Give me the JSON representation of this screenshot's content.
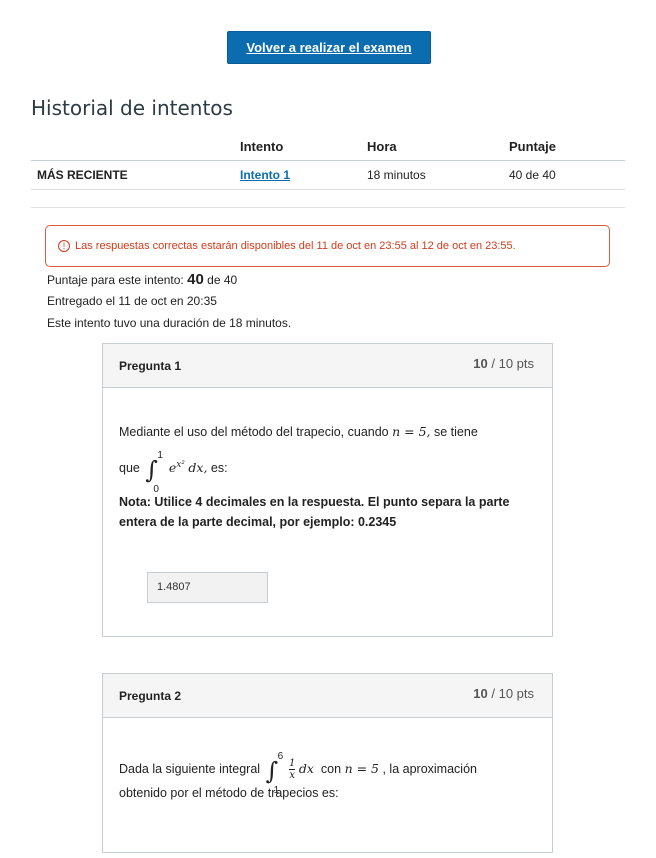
{
  "retake_button": "Volver a realizar el examen",
  "history": {
    "title": "Historial de intentos",
    "columns": [
      "",
      "Intento",
      "Hora",
      "Puntaje"
    ],
    "rows": [
      {
        "label": "MÁS RECIENTE",
        "attempt": "Intento 1",
        "time": "18 minutos",
        "score": "40 de 40"
      }
    ]
  },
  "alert": {
    "icon": "alert-circle-icon",
    "color": "#d13b1b",
    "text": "Las respuestas correctas estarán disponibles del 11 de oct en 23:55 al 12 de oct en 23:55."
  },
  "summary": {
    "score_prefix": "Puntaje para este intento:",
    "score_value": "40",
    "score_suffix": "de 40",
    "submitted": "Entregado el 11 de oct en 20:35",
    "duration": "Este intento tuvo una duración de 18 minutos."
  },
  "questions": [
    {
      "title": "Pregunta 1",
      "points_got": "10",
      "points_total": "/ 10 pts",
      "text_a": "Mediante el uso del método del trapecio, cuando",
      "n_expr": "n = 5,",
      "text_b": "se tiene",
      "text_c": "que",
      "integral_upper": "1",
      "integral_lower": "0",
      "integrand": "e",
      "exponent": "x²",
      "dx": "dx,",
      "text_d": "es:",
      "note": "Nota: Utilice 4 decimales en la respuesta. El punto separa la parte entera de la parte decimal, por ejemplo: 0.2345",
      "answer": "1.4807"
    },
    {
      "title": "Pregunta 2",
      "points_got": "10",
      "points_total": "/ 10 pts",
      "text_a": "Dada la siguiente integral",
      "integral_upper": "6",
      "integral_lower": "1",
      "frac_num": "1",
      "frac_den": "x",
      "dx": "dx",
      "text_b": "con",
      "n_expr": "n = 5",
      "text_c": ", la aproximación",
      "text_d": "obtenido por el método de trapecios es:"
    }
  ]
}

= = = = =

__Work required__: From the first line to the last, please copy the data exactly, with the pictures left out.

__Output of the task__:
Give me the JSON representation of this screenshot's content.
{
  "retake_button": "Volver a realizar el examen",
  "history": {
    "title": "Historial de intentos",
    "columns": [
      "",
      "Intento",
      "Hora",
      "Puntaje"
    ],
    "rows": [
      {
        "label": "MÁS RECIENTE",
        "attempt": "Intento 1",
        "time": "18 minutos",
        "score": "40 de 40"
      }
    ]
  },
  "alert": {
    "icon": "alert-circle-icon",
    "color": "#d13b1b",
    "text": "Las respuestas correctas estarán disponibles del 11 de oct en 23:55 al 12 de oct en 23:55."
  },
  "summary": {
    "score_prefix": "Puntaje para este intento:",
    "score_value": "40",
    "score_suffix": "de 40",
    "submitted": "Entregado el 11 de oct en 20:35",
    "duration": "Este intento tuvo una duración de 18 minutos."
  },
  "questions": [
    {
      "title": "Pregunta 1",
      "points_got": "10",
      "points_total": "/ 10 pts",
      "text_a": "Mediante el uso del método del trapecio, cuando",
      "n_expr": "n = 5,",
      "text_b": "se tiene",
      "text_c": "que",
      "integral_upper": "1",
      "integral_lower": "0",
      "integrand": "e",
      "exponent": "x²",
      "dx": "dx,",
      "text_d": "es:",
      "note": "Nota: Utilice 4 decimales en la respuesta. El punto separa la parte entera de la parte decimal, por ejemplo: 0.2345",
      "answer": "1.4807"
    },
    {
      "title": "Pregunta 2",
      "points_got": "10",
      "points_total": "/ 10 pts",
      "text_a": "Dada la siguiente integral",
      "integral_upper": "6",
      "integral_lower": "1",
      "frac_num": "1",
      "frac_den": "x",
      "dx": "dx",
      "text_b": "con",
      "n_expr": "n = 5",
      "text_c": ", la aproximación",
      "text_d": "obtenido por el método de trapecios es:"
    }
  ]
}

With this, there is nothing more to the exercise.